§ **Aim of the task**
The records that follow are to be repeated exactly, with the pictures removed.

§ **Supplied data**
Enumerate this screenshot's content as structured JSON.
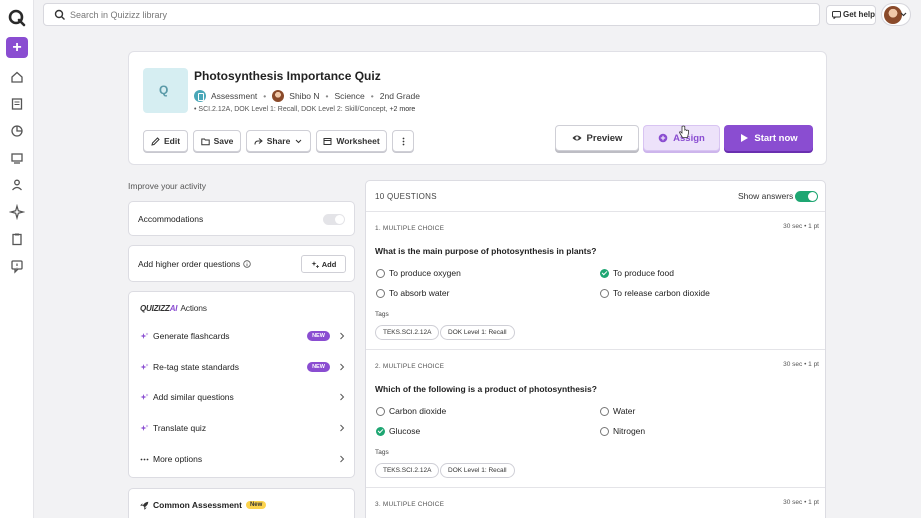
{
  "topbar": {
    "search_placeholder": "Search in Quizizz library",
    "help_label": "Get help"
  },
  "quiz": {
    "thumb_letter": "Q",
    "title": "Photosynthesis Importance Quiz",
    "type": "Assessment",
    "author": "Shibo N",
    "subject": "Science",
    "grade": "2nd Grade",
    "standards": "SCI.2.12A, DOK Level 1: Recall, DOK Level 2: Skill/Concept,",
    "standards_more": "+2 more",
    "actions": {
      "edit": "Edit",
      "save": "Save",
      "share": "Share",
      "worksheet": "Worksheet",
      "preview": "Preview",
      "assign": "Assign",
      "start": "Start now"
    }
  },
  "improve": {
    "heading": "Improve your activity",
    "accommodations": "Accommodations",
    "higher_order": "Higher order questions",
    "higher_order_label": "Add higher order questions",
    "add_label": "Add",
    "ai_brand": "QUIZIZZ",
    "ai_brand_suffix": "AI",
    "ai_actions_label": "Actions",
    "ai_items": [
      {
        "label": "Generate flashcards",
        "badge": "NEW"
      },
      {
        "label": "Re-tag state standards",
        "badge": "NEW"
      },
      {
        "label": "Add similar questions",
        "badge": ""
      },
      {
        "label": "Translate quiz",
        "badge": ""
      },
      {
        "label": "More options",
        "badge": ""
      }
    ],
    "common_assessment": "Common Assessment",
    "common_assessment_badge": "New"
  },
  "questions": {
    "count_label": "10 QUESTIONS",
    "show_answers_label": "Show answers",
    "show_answers_on": true,
    "tags_label": "Tags",
    "items": [
      {
        "type": "1. MULTIPLE CHOICE",
        "meta": "30 sec  •  1 pt",
        "text": "What is the main purpose of photosynthesis in plants?",
        "options": [
          {
            "label": "To produce oxygen",
            "correct": false
          },
          {
            "label": "To produce food",
            "correct": true
          },
          {
            "label": "To absorb water",
            "correct": false
          },
          {
            "label": "To release carbon dioxide",
            "correct": false
          }
        ],
        "tags": [
          "TEKS.SCI.2.12A",
          "DOK Level 1: Recall"
        ]
      },
      {
        "type": "2. MULTIPLE CHOICE",
        "meta": "30 sec  •  1 pt",
        "text": "Which of the following is a product of photosynthesis?",
        "options": [
          {
            "label": "Carbon dioxide",
            "correct": false
          },
          {
            "label": "Water",
            "correct": false
          },
          {
            "label": "Glucose",
            "correct": true
          },
          {
            "label": "Nitrogen",
            "correct": false
          }
        ],
        "tags": [
          "TEKS.SCI.2.12A",
          "DOK Level 1: Recall"
        ]
      },
      {
        "type": "3. MULTIPLE CHOICE",
        "meta": "30 sec  •  1 pt"
      }
    ]
  },
  "colors": {
    "accent": "#8a4dd1",
    "success": "#1ea672"
  }
}
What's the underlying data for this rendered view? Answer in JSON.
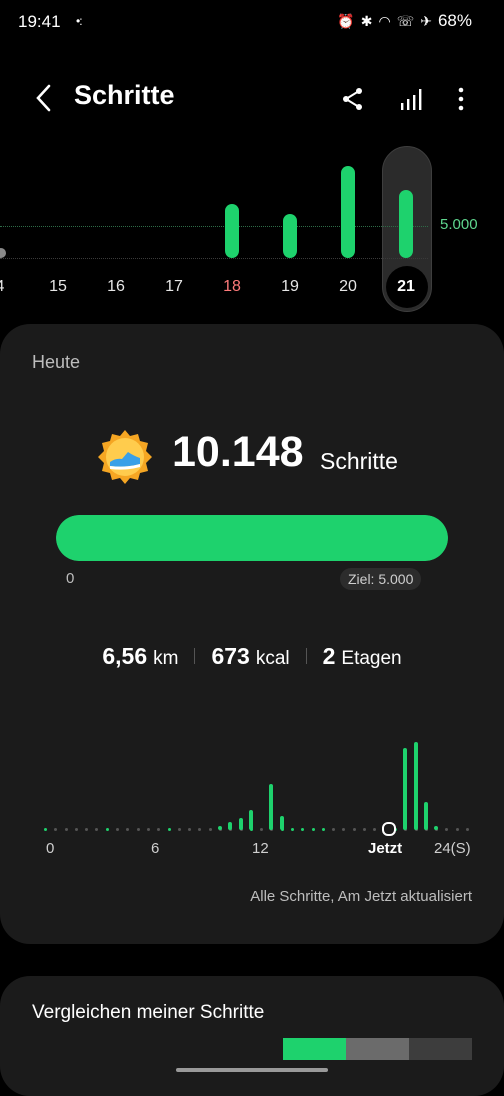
{
  "status": {
    "time": "19:41",
    "battery": "68%"
  },
  "header": {
    "title": "Schritte"
  },
  "week": {
    "goal_label": "5.000",
    "days": [
      {
        "label": "4",
        "steps": 0,
        "weekend": false
      },
      {
        "label": "15",
        "steps": 0,
        "weekend": false
      },
      {
        "label": "16",
        "steps": 0,
        "weekend": false
      },
      {
        "label": "17",
        "steps": 0,
        "weekend": false
      },
      {
        "label": "18",
        "steps": 5600,
        "weekend": true
      },
      {
        "label": "19",
        "steps": 4500,
        "weekend": false
      },
      {
        "label": "20",
        "steps": 9500,
        "weekend": false
      },
      {
        "label": "21",
        "steps": 7000,
        "weekend": false
      }
    ],
    "selected": "21"
  },
  "today": {
    "heading": "Heute",
    "steps": "10.148",
    "steps_unit": "Schritte",
    "progress_start": "0",
    "goal_chip": "Ziel: 5.000",
    "progress_fraction": 1.0,
    "stats": [
      {
        "value": "6,56",
        "unit": "km"
      },
      {
        "value": "673",
        "unit": "kcal"
      },
      {
        "value": "2",
        "unit": "Etagen"
      }
    ],
    "hour_axis": [
      "0",
      "6",
      "12",
      "Jetzt",
      "24(S)"
    ],
    "updated": "Alle Schritte, Am Jetzt aktualisiert"
  },
  "compare": {
    "title": "Vergleichen meiner Schritte"
  },
  "colors": {
    "accent": "#1ed26d",
    "card": "#1b1b1b",
    "weekend": "#ff7b7b"
  }
}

§ **Finished exercise**
Enumerate this screenshot's content as structured JSON.
{
  "topbar": {
    "search_placeholder": "Search in Quizizz library",
    "help_label": "Get help"
  },
  "quiz": {
    "thumb_letter": "Q",
    "title": "Photosynthesis Importance Quiz",
    "type": "Assessment",
    "author": "Shibo N",
    "subject": "Science",
    "grade": "2nd Grade",
    "standards": "SCI.2.12A, DOK Level 1: Recall, DOK Level 2: Skill/Concept,",
    "standards_more": "+2 more",
    "actions": {
      "edit": "Edit",
      "save": "Save",
      "share": "Share",
      "worksheet": "Worksheet",
      "preview": "Preview",
      "assign": "Assign",
      "start": "Start now"
    }
  },
  "improve": {
    "heading": "Improve your activity",
    "accommodations": "Accommodations",
    "higher_order": "Higher order questions",
    "higher_order_label": "Add higher order questions",
    "add_label": "Add",
    "ai_brand": "QUIZIZZ",
    "ai_brand_suffix": "AI",
    "ai_actions_label": "Actions",
    "ai_items": [
      {
        "label": "Generate flashcards",
        "badge": "NEW"
      },
      {
        "label": "Re-tag state standards",
        "badge": "NEW"
      },
      {
        "label": "Add similar questions",
        "badge": ""
      },
      {
        "label": "Translate quiz",
        "badge": ""
      },
      {
        "label": "More options",
        "badge": ""
      }
    ],
    "common_assessment": "Common Assessment",
    "common_assessment_badge": "New"
  },
  "questions": {
    "count_label": "10 QUESTIONS",
    "show_answers_label": "Show answers",
    "show_answers_on": true,
    "tags_label": "Tags",
    "items": [
      {
        "type": "1. MULTIPLE CHOICE",
        "meta": "30 sec  •  1 pt",
        "text": "What is the main purpose of photosynthesis in plants?",
        "options": [
          {
            "label": "To produce oxygen",
            "correct": false
          },
          {
            "label": "To produce food",
            "correct": true
          },
          {
            "label": "To absorb water",
            "correct": false
          },
          {
            "label": "To release carbon dioxide",
            "correct": false
          }
        ],
        "tags": [
          "TEKS.SCI.2.12A",
          "DOK Level 1: Recall"
        ]
      },
      {
        "type": "2. MULTIPLE CHOICE",
        "meta": "30 sec  •  1 pt",
        "text": "Which of the following is a product of photosynthesis?",
        "options": [
          {
            "label": "Carbon dioxide",
            "correct": false
          },
          {
            "label": "Water",
            "correct": false
          },
          {
            "label": "Glucose",
            "correct": true
          },
          {
            "label": "Nitrogen",
            "correct": false
          }
        ],
        "tags": [
          "TEKS.SCI.2.12A",
          "DOK Level 1: Recall"
        ]
      },
      {
        "type": "3. MULTIPLE CHOICE",
        "meta": "30 sec  •  1 pt"
      }
    ]
  },
  "colors": {
    "accent": "#8a4dd1",
    "success": "#1ea672"
  }
}
What's the underlying data for this rendered view? Answer in JSON.
{
  "status": {
    "time": "19:41",
    "battery": "68%"
  },
  "header": {
    "title": "Schritte"
  },
  "week": {
    "goal_label": "5.000",
    "days": [
      {
        "label": "4",
        "steps": 0,
        "weekend": false
      },
      {
        "label": "15",
        "steps": 0,
        "weekend": false
      },
      {
        "label": "16",
        "steps": 0,
        "weekend": false
      },
      {
        "label": "17",
        "steps": 0,
        "weekend": false
      },
      {
        "label": "18",
        "steps": 5600,
        "weekend": true
      },
      {
        "label": "19",
        "steps": 4500,
        "weekend": false
      },
      {
        "label": "20",
        "steps": 9500,
        "weekend": false
      },
      {
        "label": "21",
        "steps": 7000,
        "weekend": false
      }
    ],
    "selected": "21"
  },
  "today": {
    "heading": "Heute",
    "steps": "10.148",
    "steps_unit": "Schritte",
    "progress_start": "0",
    "goal_chip": "Ziel: 5.000",
    "progress_fraction": 1.0,
    "stats": [
      {
        "value": "6,56",
        "unit": "km"
      },
      {
        "value": "673",
        "unit": "kcal"
      },
      {
        "value": "2",
        "unit": "Etagen"
      }
    ],
    "hour_axis": [
      "0",
      "6",
      "12",
      "Jetzt",
      "24(S)"
    ],
    "updated": "Alle Schritte, Am Jetzt aktualisiert"
  },
  "compare": {
    "title": "Vergleichen meiner Schritte"
  },
  "colors": {
    "accent": "#1ed26d",
    "card": "#1b1b1b",
    "weekend": "#ff7b7b"
  }
}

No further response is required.